Of course, even if Apple beats back the feds, there is nothing to stop the initiation of yet another secret program with colorable legality to avoid the problem of non-cooperation in the future. Federal law enforcement has the financial means to solve most their problems by throwing money at them. The King is dead; long live the King. But thwarting search warrants at the local level is something potentially more troubling.
In theory, there is no activity so private, so secret that a judge is prohibited from authorizing law enforcement from observing it, listening to it, or seizing items related to it. Our personal privacy is not absolute, but neither is the bad guy’s privacy. In particular, wrongdoers usually aim to carry on in secret, making law enforcement intrusion often necessary to solve cases and stop future crimes. The hope is that we lose a little privacy at the margins but gain much greater security in return.
Consider the hypothetical case that upon a showing of probable cause, law enforcement is issued a search warrant for the contents of Al Capone’s safe. But Apple had built the strongest lock and safe in the world, which is the same one Capone used. Indeed, this safe is so secure that if someone tries to unsuccessfully open the safe too many times, the contents will be destroyed. To execute the search warrant, law enforcement needs Apple to turn off the Mission-Impossible style self-destruct; they will do the actual safe cracking.
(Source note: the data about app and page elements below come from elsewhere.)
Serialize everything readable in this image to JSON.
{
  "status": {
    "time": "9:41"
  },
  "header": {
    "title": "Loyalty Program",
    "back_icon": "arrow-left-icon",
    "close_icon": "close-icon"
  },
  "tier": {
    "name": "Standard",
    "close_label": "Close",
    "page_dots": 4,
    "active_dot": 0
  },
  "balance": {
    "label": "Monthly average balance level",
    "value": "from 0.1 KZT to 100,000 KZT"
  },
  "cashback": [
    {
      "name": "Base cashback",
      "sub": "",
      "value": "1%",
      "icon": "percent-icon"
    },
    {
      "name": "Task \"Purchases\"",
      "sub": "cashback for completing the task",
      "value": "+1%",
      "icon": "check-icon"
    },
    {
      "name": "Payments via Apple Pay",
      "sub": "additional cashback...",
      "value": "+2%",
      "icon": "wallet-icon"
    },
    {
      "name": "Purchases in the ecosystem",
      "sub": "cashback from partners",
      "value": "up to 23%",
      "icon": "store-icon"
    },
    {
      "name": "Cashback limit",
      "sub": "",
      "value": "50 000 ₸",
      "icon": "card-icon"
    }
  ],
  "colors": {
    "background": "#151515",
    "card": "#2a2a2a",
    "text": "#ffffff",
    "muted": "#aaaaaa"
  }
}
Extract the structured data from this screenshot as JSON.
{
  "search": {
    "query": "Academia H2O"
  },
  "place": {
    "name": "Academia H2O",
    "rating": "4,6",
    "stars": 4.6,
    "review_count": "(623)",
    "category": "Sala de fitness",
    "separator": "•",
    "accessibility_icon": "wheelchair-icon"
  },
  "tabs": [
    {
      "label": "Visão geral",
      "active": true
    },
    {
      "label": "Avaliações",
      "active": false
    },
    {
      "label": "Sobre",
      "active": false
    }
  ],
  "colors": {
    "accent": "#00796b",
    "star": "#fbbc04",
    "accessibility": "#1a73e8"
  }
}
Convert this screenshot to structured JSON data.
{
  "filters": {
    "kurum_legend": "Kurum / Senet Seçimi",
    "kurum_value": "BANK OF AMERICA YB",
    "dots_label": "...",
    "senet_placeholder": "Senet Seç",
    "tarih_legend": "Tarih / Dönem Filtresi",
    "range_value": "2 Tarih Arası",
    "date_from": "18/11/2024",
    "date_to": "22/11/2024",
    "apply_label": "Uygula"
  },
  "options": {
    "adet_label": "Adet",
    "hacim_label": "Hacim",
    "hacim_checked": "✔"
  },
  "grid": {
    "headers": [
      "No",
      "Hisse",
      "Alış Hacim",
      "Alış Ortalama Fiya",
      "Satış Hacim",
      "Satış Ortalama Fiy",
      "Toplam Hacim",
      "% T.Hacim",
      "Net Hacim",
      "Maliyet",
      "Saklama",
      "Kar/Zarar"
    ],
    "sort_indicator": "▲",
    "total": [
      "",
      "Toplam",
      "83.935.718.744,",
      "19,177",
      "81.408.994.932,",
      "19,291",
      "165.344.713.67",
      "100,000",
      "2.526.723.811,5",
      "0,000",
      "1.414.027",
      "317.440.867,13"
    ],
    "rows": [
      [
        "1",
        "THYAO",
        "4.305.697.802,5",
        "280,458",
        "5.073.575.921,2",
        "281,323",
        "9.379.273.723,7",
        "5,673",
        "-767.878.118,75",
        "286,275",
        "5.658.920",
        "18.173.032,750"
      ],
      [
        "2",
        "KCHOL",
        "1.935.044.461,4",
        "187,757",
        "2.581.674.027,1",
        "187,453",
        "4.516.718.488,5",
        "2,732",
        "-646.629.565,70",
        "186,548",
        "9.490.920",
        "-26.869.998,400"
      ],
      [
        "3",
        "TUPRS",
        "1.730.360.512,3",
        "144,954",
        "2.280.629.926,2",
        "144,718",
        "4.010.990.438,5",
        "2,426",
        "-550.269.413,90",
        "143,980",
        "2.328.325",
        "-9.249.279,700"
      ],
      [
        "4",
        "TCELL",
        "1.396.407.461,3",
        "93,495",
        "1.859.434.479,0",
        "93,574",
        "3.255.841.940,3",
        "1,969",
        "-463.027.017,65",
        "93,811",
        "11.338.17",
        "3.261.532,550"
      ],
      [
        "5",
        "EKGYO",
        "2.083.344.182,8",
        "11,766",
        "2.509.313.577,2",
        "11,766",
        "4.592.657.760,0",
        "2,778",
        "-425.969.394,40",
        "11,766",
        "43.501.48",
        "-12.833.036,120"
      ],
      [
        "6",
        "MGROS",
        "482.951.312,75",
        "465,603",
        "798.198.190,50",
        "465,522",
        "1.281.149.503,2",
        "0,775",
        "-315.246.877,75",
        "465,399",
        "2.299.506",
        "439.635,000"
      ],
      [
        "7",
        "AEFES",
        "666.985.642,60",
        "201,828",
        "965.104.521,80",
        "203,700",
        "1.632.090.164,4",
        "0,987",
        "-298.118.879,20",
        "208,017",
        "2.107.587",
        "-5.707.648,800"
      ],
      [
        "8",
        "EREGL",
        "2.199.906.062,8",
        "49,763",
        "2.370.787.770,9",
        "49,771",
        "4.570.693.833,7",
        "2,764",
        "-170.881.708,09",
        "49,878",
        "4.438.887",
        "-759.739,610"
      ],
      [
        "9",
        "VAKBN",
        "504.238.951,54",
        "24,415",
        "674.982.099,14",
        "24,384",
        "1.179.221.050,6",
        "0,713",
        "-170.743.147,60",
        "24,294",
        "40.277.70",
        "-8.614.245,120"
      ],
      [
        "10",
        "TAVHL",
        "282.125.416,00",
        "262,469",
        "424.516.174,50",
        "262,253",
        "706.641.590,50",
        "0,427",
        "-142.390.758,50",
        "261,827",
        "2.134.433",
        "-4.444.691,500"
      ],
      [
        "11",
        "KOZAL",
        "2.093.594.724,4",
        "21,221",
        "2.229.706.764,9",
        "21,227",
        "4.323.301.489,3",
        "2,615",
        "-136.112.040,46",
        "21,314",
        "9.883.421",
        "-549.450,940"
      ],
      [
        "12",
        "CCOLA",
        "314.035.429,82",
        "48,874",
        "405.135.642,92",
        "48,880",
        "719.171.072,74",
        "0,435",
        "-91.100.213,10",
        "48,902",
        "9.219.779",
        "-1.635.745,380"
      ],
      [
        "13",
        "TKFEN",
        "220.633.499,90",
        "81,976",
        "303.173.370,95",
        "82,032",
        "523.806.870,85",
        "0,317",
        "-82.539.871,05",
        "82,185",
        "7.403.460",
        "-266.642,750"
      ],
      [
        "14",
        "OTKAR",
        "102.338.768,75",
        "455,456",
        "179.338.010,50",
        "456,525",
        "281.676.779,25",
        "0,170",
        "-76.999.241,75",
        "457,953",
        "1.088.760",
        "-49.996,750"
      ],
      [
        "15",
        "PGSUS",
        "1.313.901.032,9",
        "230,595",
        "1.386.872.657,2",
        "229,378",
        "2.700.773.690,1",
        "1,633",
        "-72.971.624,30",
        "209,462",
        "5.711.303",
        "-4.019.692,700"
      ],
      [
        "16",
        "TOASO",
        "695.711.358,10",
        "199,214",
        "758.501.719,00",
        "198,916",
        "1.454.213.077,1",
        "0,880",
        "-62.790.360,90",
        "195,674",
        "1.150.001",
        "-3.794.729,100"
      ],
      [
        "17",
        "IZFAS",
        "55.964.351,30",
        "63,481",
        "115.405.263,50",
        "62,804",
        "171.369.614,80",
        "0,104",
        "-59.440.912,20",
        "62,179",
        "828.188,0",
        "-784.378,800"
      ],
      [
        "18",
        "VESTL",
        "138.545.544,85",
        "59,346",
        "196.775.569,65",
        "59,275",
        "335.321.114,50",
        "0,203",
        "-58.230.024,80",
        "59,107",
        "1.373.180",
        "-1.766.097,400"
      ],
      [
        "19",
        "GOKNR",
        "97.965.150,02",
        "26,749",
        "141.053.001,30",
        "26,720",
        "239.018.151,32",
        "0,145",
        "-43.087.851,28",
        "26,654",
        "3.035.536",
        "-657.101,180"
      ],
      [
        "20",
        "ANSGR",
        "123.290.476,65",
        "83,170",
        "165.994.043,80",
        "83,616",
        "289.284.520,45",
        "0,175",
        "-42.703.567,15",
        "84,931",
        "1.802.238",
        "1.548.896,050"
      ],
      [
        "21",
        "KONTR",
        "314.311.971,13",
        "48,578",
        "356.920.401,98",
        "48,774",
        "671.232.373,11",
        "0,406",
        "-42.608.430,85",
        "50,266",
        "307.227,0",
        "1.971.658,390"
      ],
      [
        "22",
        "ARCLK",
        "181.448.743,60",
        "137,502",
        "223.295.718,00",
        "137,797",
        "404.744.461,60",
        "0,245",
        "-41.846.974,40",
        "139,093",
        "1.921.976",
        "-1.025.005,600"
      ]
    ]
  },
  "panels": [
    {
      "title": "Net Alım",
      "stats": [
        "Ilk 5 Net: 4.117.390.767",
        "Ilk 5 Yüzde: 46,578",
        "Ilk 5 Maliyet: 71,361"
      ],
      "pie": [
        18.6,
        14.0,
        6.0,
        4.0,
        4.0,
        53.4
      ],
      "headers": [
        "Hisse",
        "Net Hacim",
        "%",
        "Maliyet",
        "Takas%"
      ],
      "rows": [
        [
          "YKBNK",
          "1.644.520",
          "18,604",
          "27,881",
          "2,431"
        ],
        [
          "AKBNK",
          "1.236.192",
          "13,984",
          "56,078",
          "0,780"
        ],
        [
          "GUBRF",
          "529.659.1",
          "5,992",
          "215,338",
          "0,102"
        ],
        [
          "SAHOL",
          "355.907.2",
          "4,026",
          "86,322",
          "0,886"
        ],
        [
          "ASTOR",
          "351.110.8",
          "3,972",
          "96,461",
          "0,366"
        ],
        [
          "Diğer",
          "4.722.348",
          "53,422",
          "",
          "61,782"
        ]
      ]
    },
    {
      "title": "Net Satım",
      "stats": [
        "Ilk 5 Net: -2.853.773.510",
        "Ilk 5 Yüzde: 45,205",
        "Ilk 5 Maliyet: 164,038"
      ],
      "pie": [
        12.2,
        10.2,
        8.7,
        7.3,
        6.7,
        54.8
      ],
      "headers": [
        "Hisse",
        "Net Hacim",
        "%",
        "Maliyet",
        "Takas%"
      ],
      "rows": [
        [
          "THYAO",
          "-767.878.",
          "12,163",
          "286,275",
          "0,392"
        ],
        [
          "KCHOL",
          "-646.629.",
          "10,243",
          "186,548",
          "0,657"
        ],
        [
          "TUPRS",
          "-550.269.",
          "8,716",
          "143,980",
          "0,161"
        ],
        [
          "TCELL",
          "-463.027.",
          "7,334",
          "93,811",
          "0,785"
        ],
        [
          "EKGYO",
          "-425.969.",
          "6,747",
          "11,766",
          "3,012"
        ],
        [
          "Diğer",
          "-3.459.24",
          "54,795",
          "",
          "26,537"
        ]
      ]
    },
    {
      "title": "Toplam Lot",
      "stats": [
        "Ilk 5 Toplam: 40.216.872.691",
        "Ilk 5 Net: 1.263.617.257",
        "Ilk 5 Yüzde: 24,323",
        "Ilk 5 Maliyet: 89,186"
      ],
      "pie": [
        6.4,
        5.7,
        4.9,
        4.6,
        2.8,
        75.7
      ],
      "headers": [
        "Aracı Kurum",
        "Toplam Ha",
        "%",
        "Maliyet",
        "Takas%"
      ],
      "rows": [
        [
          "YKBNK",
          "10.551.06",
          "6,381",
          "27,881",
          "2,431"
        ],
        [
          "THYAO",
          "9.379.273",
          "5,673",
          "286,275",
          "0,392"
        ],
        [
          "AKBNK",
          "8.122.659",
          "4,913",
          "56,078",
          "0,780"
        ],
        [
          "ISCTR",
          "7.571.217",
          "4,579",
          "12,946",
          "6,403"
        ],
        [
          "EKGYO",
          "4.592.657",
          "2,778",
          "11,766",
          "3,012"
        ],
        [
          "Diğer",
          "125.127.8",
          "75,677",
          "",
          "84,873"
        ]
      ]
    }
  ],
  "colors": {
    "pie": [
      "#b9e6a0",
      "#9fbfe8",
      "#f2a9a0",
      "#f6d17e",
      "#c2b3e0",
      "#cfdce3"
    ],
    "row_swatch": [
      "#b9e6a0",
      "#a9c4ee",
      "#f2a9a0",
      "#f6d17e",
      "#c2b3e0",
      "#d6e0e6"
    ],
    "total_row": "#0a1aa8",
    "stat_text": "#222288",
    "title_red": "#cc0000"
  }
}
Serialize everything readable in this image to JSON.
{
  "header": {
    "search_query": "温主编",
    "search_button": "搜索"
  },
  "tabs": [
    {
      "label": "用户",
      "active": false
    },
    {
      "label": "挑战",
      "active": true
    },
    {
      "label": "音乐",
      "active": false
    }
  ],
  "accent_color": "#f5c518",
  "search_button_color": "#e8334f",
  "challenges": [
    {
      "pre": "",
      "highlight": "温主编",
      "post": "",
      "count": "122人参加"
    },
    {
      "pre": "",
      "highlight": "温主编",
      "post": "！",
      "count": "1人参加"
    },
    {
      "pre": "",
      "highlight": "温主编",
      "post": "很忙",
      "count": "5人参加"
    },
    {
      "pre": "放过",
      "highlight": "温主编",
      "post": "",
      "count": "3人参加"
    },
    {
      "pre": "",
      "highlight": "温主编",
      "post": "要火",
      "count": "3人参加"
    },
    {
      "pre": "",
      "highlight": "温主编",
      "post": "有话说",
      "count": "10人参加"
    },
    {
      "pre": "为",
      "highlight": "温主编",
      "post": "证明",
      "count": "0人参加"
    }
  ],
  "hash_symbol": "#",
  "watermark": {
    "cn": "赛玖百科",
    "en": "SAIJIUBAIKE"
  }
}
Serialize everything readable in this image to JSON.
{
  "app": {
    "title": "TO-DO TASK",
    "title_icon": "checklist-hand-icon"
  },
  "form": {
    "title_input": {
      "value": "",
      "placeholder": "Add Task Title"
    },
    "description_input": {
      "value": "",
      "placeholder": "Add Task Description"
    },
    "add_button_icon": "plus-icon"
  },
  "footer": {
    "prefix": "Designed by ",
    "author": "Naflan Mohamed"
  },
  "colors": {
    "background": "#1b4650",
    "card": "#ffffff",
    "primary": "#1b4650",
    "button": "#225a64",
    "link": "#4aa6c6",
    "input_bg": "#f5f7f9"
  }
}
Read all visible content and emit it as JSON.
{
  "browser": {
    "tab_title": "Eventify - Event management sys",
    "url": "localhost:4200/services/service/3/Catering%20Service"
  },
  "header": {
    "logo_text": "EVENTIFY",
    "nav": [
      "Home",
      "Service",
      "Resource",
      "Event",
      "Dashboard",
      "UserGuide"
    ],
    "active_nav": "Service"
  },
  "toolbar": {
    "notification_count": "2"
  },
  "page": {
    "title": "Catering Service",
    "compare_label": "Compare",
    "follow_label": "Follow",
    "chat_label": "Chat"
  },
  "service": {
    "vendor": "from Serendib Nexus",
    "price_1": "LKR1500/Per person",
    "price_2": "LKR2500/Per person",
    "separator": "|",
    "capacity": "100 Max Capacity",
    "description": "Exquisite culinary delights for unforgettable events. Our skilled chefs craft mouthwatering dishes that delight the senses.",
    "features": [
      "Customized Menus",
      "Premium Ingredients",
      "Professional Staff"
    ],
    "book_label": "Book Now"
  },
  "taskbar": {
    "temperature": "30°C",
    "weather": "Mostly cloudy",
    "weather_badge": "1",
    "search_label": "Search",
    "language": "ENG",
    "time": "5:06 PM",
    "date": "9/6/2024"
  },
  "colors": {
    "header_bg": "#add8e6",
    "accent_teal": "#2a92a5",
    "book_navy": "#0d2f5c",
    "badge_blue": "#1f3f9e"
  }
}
That’s basically what Apple is being ordered to do regarding the phone:
In other words, the order does not tell Apple to crack the encryption when Apple does not have the key. Rather, it is asking Apple to turn off a specific feature so that the FBI can try to brute force the key — and we can still argue over whether or not it’s appropriate to force Apple to disable a key feature that is designed to protect someone’s privacy. It also raises questions about whether or not Apple can just turn off that feature or if it will have to do development work to obey the court’s order.
It is worth noting that it is possible that even with Apple’s assistance, the FBI may not be able to break the encryption without the key. And computer security legend John McAfee is pessimistic about the FBI chances, though sanguine about his own. After all, the point of strong encryption is to resist such code breaking efforts. Although the debate about whether the feds should be granted an encryption backdoor is ongoing, that consideration is beside the point here.
Local law enforcement does not have the financial and technological resources of federal law enforcement agencies. Unlike the feds, local law enforcement would often be thwarted without the ability to fully execute a search warrant of electronic data stored on smart phones or computer-type devices. Generally, your local law enforcement is running down cases like gang-affiliated groups running drugs or credit card skimming rings. With limited resources, things like 24-hour surveillance, wire taps, and undercover investigators cannot be used as work-arounds for search warrants. They would break budgets before they break cases.
Apple’s concern for the slippery slope and their bottom line is understandable and weakening security could lead to less privacy and more crimes like identity theft. But uncooperative technology companies will have real-world impacts on local communities. It’s not just terrorists who use cell phones. The ability to lawfully get data off smart phones is an important tool for law enforcement in more and more cases.
While companies like Apple stridently refusing to assist with search warrants will not, by itself, cause a great spike upward in the crime rate, it will make it more difficult to arrest and then prosecute moderately sophisticated criminals. This means their criminal enterprises will go on longer and cause more damage before they slip up, like finally nabbing Capone on tax evasion.
People certainly have privacy interests worth protecting, but people also have an interest in search warrants being executed against criminals.
Main image via Flickr/GillyBerlin.